    Considering cost of replacement internals (and the risk of me breaking something in the process), a timer relay really is significantly cheaper (like probably 20% of the cost!). I get that the benefit of the timer may not pan out perfectly, but I'm encouraged to take away that my logic at is reasonably sound and that testing it out is not likely to break anything at least!

    I did try an impact driver and had nothing to show for it. I used a cheater too, but the radiator itself was moving around more than this DIYer was comfortable seeing so I decided that I wasn't going to touch them myself and maybe if/when the boiler gets replaced (13 years old), we'll have the traps dealt with by a pro with a better feel for them then.

    I took a look back and was able to find @ethicalpaul's comment that I referenced.

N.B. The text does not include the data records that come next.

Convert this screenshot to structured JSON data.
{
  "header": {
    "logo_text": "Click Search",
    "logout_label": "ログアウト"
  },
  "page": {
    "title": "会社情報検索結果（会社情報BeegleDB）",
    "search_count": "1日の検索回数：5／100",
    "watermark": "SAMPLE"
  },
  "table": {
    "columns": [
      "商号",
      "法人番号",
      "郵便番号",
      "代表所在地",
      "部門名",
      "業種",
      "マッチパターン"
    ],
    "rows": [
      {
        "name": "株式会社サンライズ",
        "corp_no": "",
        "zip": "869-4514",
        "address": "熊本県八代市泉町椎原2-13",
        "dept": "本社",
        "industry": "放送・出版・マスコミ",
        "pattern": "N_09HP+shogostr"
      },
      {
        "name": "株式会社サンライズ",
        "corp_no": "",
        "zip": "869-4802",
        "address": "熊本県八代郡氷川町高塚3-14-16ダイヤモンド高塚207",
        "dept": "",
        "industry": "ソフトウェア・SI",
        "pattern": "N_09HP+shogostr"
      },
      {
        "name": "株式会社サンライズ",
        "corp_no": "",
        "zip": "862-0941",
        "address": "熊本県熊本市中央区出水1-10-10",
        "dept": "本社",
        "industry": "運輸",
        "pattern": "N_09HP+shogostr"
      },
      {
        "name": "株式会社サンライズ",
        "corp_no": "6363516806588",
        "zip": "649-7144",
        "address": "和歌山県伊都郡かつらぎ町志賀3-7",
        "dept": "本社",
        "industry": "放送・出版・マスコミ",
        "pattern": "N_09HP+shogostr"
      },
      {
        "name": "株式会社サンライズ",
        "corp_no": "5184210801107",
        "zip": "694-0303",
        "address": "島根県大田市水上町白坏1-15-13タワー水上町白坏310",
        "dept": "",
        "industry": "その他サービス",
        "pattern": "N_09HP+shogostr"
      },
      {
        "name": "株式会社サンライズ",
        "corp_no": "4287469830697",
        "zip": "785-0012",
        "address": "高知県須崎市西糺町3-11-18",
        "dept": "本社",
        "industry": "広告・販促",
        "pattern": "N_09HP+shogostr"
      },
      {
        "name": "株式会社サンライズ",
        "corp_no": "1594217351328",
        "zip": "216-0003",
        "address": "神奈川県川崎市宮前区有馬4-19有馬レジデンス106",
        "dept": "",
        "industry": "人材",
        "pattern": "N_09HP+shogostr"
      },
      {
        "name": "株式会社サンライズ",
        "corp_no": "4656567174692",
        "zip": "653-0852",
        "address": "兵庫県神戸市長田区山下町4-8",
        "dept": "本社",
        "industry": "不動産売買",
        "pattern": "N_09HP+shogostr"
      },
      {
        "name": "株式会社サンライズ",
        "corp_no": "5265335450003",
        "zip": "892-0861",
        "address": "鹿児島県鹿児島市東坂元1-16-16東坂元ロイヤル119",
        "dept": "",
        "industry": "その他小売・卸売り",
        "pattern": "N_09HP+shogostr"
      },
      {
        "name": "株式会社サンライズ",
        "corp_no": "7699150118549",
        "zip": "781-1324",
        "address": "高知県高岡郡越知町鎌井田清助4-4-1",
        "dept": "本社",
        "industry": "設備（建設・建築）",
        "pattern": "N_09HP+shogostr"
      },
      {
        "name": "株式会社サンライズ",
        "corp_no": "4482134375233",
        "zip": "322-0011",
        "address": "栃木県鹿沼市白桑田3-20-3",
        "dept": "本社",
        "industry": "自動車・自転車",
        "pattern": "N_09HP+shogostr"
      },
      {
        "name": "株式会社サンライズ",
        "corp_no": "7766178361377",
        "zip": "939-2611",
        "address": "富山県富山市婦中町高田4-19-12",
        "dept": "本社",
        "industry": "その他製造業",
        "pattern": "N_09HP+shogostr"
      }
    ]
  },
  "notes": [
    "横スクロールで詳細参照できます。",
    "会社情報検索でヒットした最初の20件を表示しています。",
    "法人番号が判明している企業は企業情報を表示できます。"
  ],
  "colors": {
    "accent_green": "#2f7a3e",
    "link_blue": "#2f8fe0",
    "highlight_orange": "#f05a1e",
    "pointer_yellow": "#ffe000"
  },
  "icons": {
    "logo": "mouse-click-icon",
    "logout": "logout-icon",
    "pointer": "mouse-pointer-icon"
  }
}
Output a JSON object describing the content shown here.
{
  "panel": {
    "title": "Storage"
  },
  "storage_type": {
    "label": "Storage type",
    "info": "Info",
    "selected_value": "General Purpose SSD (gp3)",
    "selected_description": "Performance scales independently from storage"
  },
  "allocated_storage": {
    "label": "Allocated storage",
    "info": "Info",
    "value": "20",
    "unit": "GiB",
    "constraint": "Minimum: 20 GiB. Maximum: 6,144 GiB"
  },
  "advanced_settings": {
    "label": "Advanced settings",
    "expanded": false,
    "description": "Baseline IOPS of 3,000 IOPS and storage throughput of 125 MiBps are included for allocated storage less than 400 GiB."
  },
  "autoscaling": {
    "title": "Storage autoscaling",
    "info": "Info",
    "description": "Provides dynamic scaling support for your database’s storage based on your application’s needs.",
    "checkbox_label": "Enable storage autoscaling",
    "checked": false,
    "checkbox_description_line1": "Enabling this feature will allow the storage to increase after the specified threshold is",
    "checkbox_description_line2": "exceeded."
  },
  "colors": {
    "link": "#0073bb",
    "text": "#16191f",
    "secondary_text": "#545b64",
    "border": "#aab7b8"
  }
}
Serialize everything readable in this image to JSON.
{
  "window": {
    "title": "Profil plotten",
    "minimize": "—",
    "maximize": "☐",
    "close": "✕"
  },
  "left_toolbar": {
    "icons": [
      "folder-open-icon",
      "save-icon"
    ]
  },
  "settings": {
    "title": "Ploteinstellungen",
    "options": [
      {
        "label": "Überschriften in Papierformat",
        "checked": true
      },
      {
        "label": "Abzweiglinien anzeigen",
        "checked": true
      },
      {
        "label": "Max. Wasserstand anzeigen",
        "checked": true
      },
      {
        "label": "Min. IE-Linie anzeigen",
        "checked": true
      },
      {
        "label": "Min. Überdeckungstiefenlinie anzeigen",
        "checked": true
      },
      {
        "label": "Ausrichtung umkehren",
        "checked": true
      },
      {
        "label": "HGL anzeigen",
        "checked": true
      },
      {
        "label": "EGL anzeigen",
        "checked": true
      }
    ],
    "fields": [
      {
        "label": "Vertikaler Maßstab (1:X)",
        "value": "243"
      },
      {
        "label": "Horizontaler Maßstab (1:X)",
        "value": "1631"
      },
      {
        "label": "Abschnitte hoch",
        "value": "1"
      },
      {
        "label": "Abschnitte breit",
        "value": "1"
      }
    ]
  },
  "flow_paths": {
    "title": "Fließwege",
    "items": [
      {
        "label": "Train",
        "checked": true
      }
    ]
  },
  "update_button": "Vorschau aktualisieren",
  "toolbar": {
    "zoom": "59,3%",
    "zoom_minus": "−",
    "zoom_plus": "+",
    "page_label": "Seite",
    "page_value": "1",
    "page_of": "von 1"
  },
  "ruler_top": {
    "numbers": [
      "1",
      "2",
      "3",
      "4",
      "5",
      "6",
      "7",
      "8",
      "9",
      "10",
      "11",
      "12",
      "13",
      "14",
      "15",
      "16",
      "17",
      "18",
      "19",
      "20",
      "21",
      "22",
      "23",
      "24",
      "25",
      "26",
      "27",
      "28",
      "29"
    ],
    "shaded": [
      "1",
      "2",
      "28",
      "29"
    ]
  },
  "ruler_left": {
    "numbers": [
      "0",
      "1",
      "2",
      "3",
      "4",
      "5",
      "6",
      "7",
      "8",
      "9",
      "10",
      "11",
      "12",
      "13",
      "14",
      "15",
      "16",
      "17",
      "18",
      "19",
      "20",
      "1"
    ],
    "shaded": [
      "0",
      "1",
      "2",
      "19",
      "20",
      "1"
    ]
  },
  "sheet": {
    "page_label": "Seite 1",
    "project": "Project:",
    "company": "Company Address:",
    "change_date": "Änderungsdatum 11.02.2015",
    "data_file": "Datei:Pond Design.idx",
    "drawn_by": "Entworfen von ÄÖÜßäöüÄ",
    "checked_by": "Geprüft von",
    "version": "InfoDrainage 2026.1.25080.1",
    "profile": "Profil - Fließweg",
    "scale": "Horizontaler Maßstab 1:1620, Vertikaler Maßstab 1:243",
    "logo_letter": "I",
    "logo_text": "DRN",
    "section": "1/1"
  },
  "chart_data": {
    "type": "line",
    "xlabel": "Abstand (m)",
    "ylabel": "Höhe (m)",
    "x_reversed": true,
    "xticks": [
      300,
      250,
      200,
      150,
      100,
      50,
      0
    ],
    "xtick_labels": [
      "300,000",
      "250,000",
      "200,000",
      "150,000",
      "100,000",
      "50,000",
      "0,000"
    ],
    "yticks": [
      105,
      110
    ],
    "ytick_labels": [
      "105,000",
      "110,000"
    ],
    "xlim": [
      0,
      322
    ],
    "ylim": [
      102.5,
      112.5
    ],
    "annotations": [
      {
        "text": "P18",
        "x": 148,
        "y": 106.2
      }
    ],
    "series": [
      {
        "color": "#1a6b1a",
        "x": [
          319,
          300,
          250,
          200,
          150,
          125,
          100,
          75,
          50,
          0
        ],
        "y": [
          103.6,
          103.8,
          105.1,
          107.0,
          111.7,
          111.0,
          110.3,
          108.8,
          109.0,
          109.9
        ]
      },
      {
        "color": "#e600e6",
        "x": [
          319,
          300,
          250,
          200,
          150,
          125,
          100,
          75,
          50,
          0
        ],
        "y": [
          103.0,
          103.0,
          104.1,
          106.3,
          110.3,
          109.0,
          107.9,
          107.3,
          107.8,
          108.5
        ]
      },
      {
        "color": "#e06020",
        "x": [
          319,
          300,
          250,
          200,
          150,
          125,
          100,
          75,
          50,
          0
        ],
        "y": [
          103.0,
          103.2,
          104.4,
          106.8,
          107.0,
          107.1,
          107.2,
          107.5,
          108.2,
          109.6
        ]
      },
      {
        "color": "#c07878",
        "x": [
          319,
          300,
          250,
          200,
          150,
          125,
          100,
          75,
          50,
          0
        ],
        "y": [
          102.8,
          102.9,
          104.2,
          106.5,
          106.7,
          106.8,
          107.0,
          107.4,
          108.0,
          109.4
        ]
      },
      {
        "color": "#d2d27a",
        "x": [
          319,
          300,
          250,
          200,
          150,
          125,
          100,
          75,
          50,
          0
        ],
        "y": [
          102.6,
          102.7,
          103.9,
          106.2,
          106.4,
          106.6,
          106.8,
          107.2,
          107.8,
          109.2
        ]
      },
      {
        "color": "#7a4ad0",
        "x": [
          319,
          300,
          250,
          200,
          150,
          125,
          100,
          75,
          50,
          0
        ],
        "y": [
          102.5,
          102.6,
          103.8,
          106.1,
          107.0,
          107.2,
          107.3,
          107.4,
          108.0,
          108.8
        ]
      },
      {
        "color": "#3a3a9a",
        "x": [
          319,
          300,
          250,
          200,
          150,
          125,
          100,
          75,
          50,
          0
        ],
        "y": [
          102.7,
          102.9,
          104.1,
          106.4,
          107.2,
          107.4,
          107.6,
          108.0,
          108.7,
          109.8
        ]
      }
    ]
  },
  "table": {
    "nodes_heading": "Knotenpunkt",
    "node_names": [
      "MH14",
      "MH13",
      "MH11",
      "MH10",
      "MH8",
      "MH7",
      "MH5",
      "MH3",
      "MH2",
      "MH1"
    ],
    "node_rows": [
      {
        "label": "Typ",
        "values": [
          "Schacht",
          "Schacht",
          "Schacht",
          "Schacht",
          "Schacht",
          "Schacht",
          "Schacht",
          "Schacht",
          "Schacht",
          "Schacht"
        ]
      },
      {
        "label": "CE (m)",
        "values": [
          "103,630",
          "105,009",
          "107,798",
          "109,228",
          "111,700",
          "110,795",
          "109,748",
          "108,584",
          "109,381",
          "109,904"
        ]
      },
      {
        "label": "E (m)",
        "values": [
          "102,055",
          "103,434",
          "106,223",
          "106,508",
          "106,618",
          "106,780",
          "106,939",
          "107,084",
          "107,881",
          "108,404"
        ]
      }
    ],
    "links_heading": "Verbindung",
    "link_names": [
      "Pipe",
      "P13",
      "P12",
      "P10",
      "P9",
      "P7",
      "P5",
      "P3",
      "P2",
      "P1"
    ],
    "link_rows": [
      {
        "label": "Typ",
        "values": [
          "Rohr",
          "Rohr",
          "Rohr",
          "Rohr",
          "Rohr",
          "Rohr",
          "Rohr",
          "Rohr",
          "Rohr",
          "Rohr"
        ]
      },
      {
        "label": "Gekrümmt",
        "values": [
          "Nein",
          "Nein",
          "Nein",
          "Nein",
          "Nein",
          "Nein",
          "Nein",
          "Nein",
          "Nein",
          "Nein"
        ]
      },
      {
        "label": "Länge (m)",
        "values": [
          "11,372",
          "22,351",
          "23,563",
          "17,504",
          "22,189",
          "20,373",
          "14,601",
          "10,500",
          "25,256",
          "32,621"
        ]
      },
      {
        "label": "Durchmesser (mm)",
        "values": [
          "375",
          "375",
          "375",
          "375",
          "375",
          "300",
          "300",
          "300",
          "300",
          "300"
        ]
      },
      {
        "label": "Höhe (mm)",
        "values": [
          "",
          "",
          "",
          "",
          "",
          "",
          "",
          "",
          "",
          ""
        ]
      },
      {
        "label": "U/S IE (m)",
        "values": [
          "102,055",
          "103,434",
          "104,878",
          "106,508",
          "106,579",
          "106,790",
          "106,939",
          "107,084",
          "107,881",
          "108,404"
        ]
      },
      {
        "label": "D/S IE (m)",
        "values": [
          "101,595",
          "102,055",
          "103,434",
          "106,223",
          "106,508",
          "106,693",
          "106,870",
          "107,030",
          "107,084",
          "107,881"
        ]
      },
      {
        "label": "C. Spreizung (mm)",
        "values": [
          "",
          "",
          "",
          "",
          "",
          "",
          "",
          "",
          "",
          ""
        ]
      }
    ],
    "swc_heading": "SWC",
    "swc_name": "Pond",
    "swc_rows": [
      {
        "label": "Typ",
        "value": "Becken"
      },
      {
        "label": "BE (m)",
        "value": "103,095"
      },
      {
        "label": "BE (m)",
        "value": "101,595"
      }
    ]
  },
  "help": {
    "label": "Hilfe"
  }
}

He suggested a timer triggered by a pressure switch so that the relay timer only counted once steam was actually being made, which makes sense since time to steam could vary.
    New owner of a 1920s home with steam heat north of Boston.
    Just trying to learn what I can do myself and what I just shouldn't touch
  • PMJ
    PMJ Member Posts: 1,265
    Good show @Zipper13. Stick to your guns. You are on the right trail with sound logic. You are also one of the lucky ones to have a 2 pipe system.

    Consider a control strategy that skips pressure altogether. By the time you are getting anywhere close to measurable pressure you already have too much steam out there. Your timer should be a delay off from a temp switch on a radiator inlet after steam actually arrives to adjust a fill level, not a delay to next on from a pressure stop already reached. Much more even heat can be achieved this way.

    1926 1000EDR Mouat 2 pipe vapor system,1957 Bryant Boiler 463,000 BTU input, Natural vacuum operation with single solenoid vent, Custom PLC control